▶ **ACTIVITY**
Only a number is expected here: the count of lines in this data where "Publicado" occurs.

━━━━━ DATASET CONTENT ━━━━━

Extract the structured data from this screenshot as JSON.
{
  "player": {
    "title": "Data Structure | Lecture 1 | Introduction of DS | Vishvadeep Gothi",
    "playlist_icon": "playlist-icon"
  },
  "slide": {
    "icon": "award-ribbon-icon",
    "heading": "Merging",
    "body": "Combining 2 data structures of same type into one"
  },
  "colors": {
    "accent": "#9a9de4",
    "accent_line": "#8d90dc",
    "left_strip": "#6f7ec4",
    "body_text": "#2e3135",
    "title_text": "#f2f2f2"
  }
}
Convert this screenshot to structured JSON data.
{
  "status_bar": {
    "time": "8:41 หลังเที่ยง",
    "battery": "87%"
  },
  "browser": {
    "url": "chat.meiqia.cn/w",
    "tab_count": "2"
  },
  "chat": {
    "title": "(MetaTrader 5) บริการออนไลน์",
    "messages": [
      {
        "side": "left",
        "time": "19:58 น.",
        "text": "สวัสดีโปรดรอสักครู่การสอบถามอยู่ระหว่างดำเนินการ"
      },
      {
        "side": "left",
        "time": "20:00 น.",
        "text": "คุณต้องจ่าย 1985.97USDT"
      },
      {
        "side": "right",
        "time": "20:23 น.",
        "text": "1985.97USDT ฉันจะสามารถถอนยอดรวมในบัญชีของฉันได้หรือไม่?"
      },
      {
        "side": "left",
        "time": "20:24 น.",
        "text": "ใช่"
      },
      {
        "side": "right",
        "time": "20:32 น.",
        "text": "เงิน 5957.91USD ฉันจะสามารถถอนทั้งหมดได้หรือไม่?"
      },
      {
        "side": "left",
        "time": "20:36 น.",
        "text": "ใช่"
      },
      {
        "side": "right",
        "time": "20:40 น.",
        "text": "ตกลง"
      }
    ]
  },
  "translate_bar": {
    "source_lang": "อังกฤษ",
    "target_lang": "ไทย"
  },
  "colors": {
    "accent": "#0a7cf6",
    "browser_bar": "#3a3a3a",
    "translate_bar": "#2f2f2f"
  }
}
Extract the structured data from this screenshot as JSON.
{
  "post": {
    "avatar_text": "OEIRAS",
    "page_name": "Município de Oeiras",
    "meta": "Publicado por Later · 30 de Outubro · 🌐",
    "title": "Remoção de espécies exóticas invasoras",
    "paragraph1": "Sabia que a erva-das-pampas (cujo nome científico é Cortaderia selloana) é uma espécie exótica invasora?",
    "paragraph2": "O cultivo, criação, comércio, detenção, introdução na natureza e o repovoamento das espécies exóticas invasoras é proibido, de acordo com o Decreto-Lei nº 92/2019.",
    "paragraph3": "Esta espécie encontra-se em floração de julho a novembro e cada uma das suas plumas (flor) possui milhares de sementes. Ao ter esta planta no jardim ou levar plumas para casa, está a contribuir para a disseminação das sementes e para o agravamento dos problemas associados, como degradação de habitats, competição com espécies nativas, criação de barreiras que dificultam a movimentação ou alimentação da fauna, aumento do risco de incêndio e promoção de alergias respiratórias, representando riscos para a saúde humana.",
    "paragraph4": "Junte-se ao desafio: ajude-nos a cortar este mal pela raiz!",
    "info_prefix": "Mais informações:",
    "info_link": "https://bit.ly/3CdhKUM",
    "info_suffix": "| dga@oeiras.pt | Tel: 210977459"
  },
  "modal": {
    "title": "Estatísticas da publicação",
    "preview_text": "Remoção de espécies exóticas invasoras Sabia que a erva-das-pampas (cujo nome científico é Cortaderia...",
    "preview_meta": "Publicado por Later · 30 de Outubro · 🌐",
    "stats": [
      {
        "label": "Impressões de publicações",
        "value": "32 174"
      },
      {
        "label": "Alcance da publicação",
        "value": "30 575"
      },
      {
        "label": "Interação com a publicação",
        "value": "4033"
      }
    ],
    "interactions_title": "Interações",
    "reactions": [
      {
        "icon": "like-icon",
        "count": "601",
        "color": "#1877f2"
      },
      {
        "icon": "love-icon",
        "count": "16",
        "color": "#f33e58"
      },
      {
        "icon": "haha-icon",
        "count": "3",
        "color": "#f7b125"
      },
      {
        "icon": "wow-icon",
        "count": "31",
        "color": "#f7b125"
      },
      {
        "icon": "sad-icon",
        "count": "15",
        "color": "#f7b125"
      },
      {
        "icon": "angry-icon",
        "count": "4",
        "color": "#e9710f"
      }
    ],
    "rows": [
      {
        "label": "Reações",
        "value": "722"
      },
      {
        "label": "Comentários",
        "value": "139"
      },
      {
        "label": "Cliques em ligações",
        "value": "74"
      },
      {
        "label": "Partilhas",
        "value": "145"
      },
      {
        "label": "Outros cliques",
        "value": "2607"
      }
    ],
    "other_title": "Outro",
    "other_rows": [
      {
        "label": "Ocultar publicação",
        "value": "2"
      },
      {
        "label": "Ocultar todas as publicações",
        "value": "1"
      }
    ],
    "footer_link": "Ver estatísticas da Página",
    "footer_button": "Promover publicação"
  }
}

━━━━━

▶ **RESPONSE AREA**
2